* What you will do:
Looking through the data, please report how many lines contain the string "Status", giving nothing but the number.

Page and application data records:
Start of Block

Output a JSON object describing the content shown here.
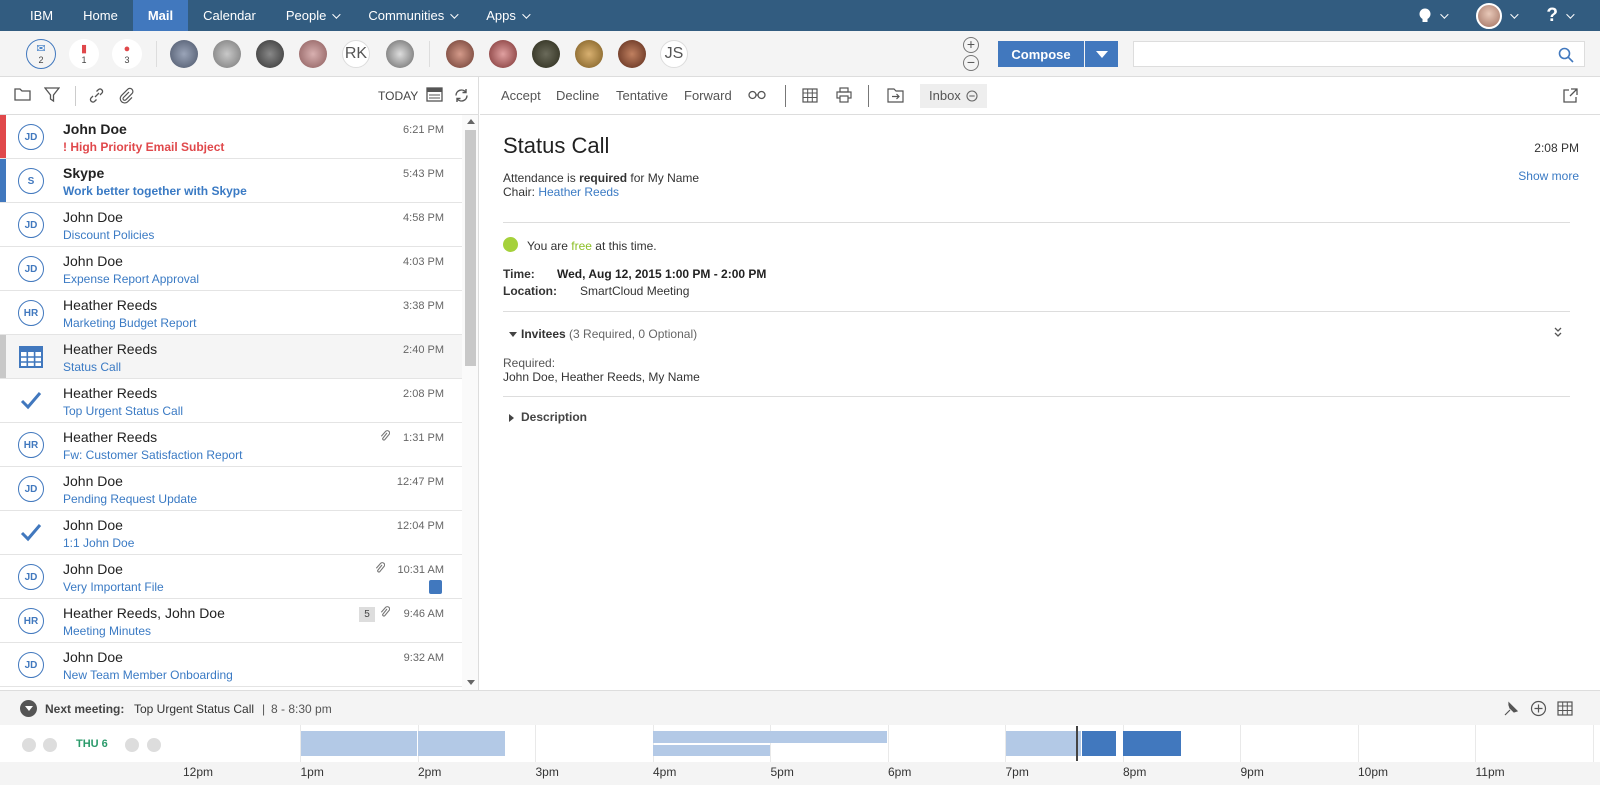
{
  "nav": {
    "items": [
      {
        "label": "IBM",
        "active": false,
        "dropdown": false
      },
      {
        "label": "Home",
        "active": false,
        "dropdown": false
      },
      {
        "label": "Mail",
        "active": true,
        "dropdown": false
      },
      {
        "label": "Calendar",
        "active": false,
        "dropdown": false
      },
      {
        "label": "People",
        "active": false,
        "dropdown": true
      },
      {
        "label": "Communities",
        "active": false,
        "dropdown": true
      },
      {
        "label": "Apps",
        "active": false,
        "dropdown": true
      }
    ],
    "help_glyph": "?"
  },
  "strip": {
    "badges": [
      {
        "name": "inbox-icon",
        "count": "2"
      },
      {
        "name": "flag-icon",
        "count": "1"
      },
      {
        "name": "alert-icon",
        "count": "3"
      }
    ],
    "initials": [
      "RK",
      "JS"
    ],
    "compose_label": "Compose"
  },
  "list_toolbar": {
    "today_label": "TODAY"
  },
  "messages": [
    {
      "sender": "John Doe",
      "subject": "! High Priority Email Subject",
      "time": "6:21 PM",
      "avatar": "JD",
      "marker": "#e0484b",
      "bold": true,
      "red": true
    },
    {
      "sender": "Skype",
      "subject": "Work better together with Skype",
      "time": "5:43 PM",
      "avatar": "S",
      "marker": "#4178be",
      "bold": true
    },
    {
      "sender": "John Doe",
      "subject": "Discount Policies",
      "time": "4:58 PM",
      "avatar": "JD"
    },
    {
      "sender": "John Doe",
      "subject": "Expense Report Approval",
      "time": "4:03 PM",
      "avatar": "JD"
    },
    {
      "sender": "Heather Reeds",
      "subject": "Marketing Budget Report",
      "time": "3:38 PM",
      "avatar": "HR"
    },
    {
      "sender": "Heather Reeds",
      "subject": "Status Call",
      "time": "2:40 PM",
      "avatar": "grid",
      "marker": "#c8c8c8",
      "selected": true
    },
    {
      "sender": "Heather Reeds",
      "subject": "Top Urgent Status Call",
      "time": "2:08 PM",
      "avatar": "check"
    },
    {
      "sender": "Heather Reeds",
      "subject": "Fw: Customer Satisfaction Report",
      "time": "1:31 PM",
      "avatar": "HR",
      "clip": true
    },
    {
      "sender": "John Doe",
      "subject": "Pending Request Update",
      "time": "12:47 PM",
      "avatar": "JD"
    },
    {
      "sender": "John Doe",
      "subject": "1:1 John Doe",
      "time": "12:04 PM",
      "avatar": "check"
    },
    {
      "sender": "John Doe",
      "subject": "Very Important File",
      "time": "10:31 AM",
      "avatar": "JD",
      "clip": true,
      "task": true
    },
    {
      "sender": "Heather Reeds, John Doe",
      "subject": "Meeting Minutes",
      "time": "9:46 AM",
      "avatar": "HR",
      "clip": true,
      "count": "5"
    },
    {
      "sender": "John Doe",
      "subject": "New Team Member Onboarding",
      "time": "9:32 AM",
      "avatar": "JD"
    }
  ],
  "read_toolbar": {
    "accept": "Accept",
    "decline": "Decline",
    "tentative": "Tentative",
    "forward": "Forward",
    "inbox": "Inbox"
  },
  "mail": {
    "title": "Status Call",
    "time": "2:08 PM",
    "show_more": "Show more",
    "attendance_pre": "Attendance is ",
    "attendance_req": "required",
    "attendance_post": " for My Name",
    "chair_label": "Chair: ",
    "chair_name": "Heather Reeds",
    "free_pre": "You are ",
    "free_word": "free",
    "free_post": " at this time.",
    "time_label": "Time:",
    "time_value": "Wed, Aug 12, 2015 1:00 PM - 2:00 PM",
    "location_label": "Location:",
    "location_value": "SmartCloud Meeting",
    "invitees_label": "Invitees",
    "invitees_count": " (3 Required, 0 Optional)",
    "required_label": "Required:",
    "required_names": "John Doe, Heather Reeds, My Name",
    "description_label": "Description"
  },
  "next_meeting": {
    "label": "Next meeting:",
    "title": "Top Urgent Status Call",
    "sep": "|",
    "time": "8 - 8:30 pm"
  },
  "timeline": {
    "day": "THU 6",
    "hours": [
      "12pm",
      "1pm",
      "2pm",
      "3pm",
      "4pm",
      "5pm",
      "6pm",
      "7pm",
      "8pm",
      "9pm",
      "10pm",
      "11pm"
    ],
    "current_time": 19.6,
    "events": [
      {
        "start": 13.0,
        "end": 14.0,
        "row": 0,
        "color": "#b3c9e6"
      },
      {
        "start": 14.0,
        "end": 14.75,
        "row": 0,
        "color": "#b3c9e6"
      },
      {
        "start": 16.0,
        "end": 18.0,
        "row": 0,
        "short": true,
        "color": "#b3c9e6"
      },
      {
        "start": 16.0,
        "end": 17.0,
        "row": 1,
        "color": "#b3c9e6"
      },
      {
        "start": 19.0,
        "end": 19.65,
        "row": 0,
        "color": "#b3c9e6"
      },
      {
        "start": 19.65,
        "end": 19.95,
        "row": 0,
        "color": "#4178be"
      },
      {
        "start": 20.0,
        "end": 20.5,
        "row": 0,
        "color": "#4178be"
      }
    ]
  }
}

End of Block

* Answer to this exercise:
4